[WHAT THE TASK REQUIRES] Retype each line of the material exactly, please, skipping any picture in it.

[RECORDS FOR THIS EXERCISE]
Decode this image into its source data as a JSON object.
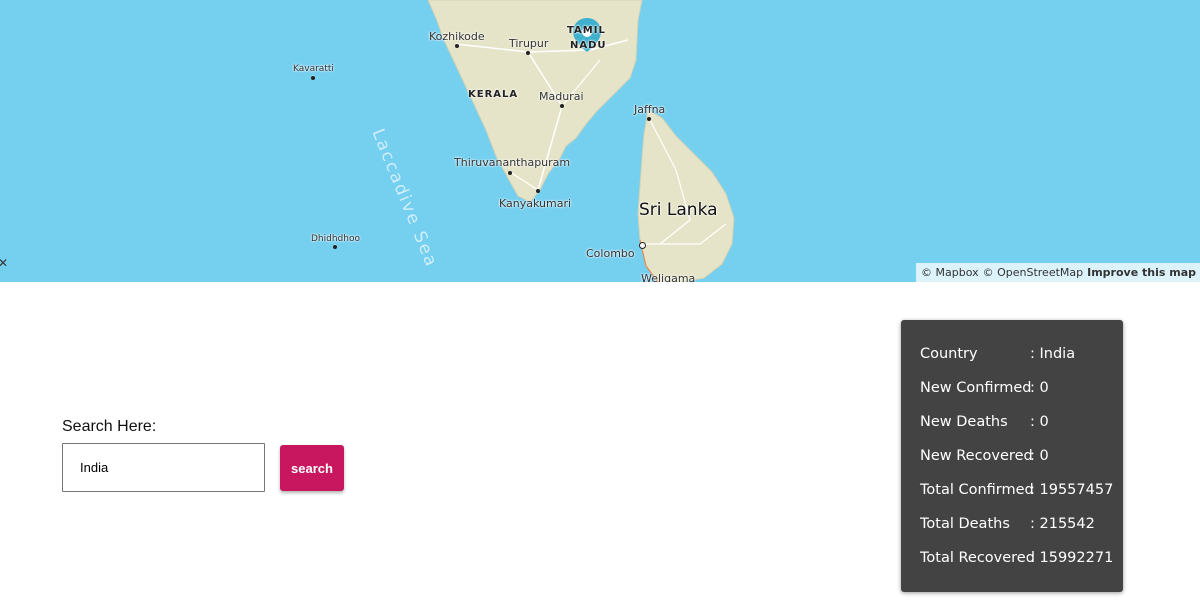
{
  "map": {
    "labels": {
      "kozhikode": "Kozhikode",
      "tirupur": "Tirupur",
      "kavaratti": "Kavaratti",
      "kerala": "KERALA",
      "madurai": "Madurai",
      "jaffna": "Jaffna",
      "thiruvananthapuram": "Thiruvananthapuram",
      "kanyakumari": "Kanyakumari",
      "sri_lanka": "Sri Lanka",
      "dhidhdhoo": "Dhidhdhoo",
      "colombo": "Colombo",
      "weligama": "Weligama",
      "tamil_nadu_1": "TAMIL",
      "tamil_nadu_2": "NADU",
      "laccadive_sea": "Laccadive Sea"
    },
    "attribution": {
      "mapbox": "© Mapbox",
      "osm": "© OpenStreetMap",
      "improve": "Improve this map"
    },
    "colors": {
      "water": "#75cfef",
      "land": "#e6e4c8",
      "marker": "#3fb1ce"
    }
  },
  "search": {
    "label": "Search Here:",
    "value": "India",
    "button_label": "search",
    "button_color": "#c8175f"
  },
  "stats": {
    "background": "#434343",
    "rows": [
      {
        "key": "Country",
        "value": ": India"
      },
      {
        "key": "New Confirmed",
        "value": ": 0"
      },
      {
        "key": "New Deaths",
        "value": ": 0"
      },
      {
        "key": "New Recovered",
        "value": ": 0"
      },
      {
        "key": "Total Confirmed",
        "value": ": 19557457"
      },
      {
        "key": "Total Deaths",
        "value": ": 215542"
      },
      {
        "key": "Total Recovered",
        "value": ": 15992271"
      }
    ]
  }
}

[TASK RESULT]
Decode this image into its source data as a JSON object.
{
  "map": {
    "labels": {
      "kozhikode": "Kozhikode",
      "tirupur": "Tirupur",
      "kavaratti": "Kavaratti",
      "kerala": "KERALA",
      "madurai": "Madurai",
      "jaffna": "Jaffna",
      "thiruvananthapuram": "Thiruvananthapuram",
      "kanyakumari": "Kanyakumari",
      "sri_lanka": "Sri Lanka",
      "dhidhdhoo": "Dhidhdhoo",
      "colombo": "Colombo",
      "weligama": "Weligama",
      "tamil_nadu_1": "TAMIL",
      "tamil_nadu_2": "NADU",
      "laccadive_sea": "Laccadive Sea"
    },
    "attribution": {
      "mapbox": "© Mapbox",
      "osm": "© OpenStreetMap",
      "improve": "Improve this map"
    },
    "colors": {
      "water": "#75cfef",
      "land": "#e6e4c8",
      "marker": "#3fb1ce"
    }
  },
  "search": {
    "label": "Search Here:",
    "value": "India",
    "button_label": "search",
    "button_color": "#c8175f"
  },
  "stats": {
    "background": "#434343",
    "rows": [
      {
        "key": "Country",
        "value": ": India"
      },
      {
        "key": "New Confirmed",
        "value": ": 0"
      },
      {
        "key": "New Deaths",
        "value": ": 0"
      },
      {
        "key": "New Recovered",
        "value": ": 0"
      },
      {
        "key": "Total Confirmed",
        "value": ": 19557457"
      },
      {
        "key": "Total Deaths",
        "value": ": 215542"
      },
      {
        "key": "Total Recovered",
        "value": ": 15992271"
      }
    ]
  }
}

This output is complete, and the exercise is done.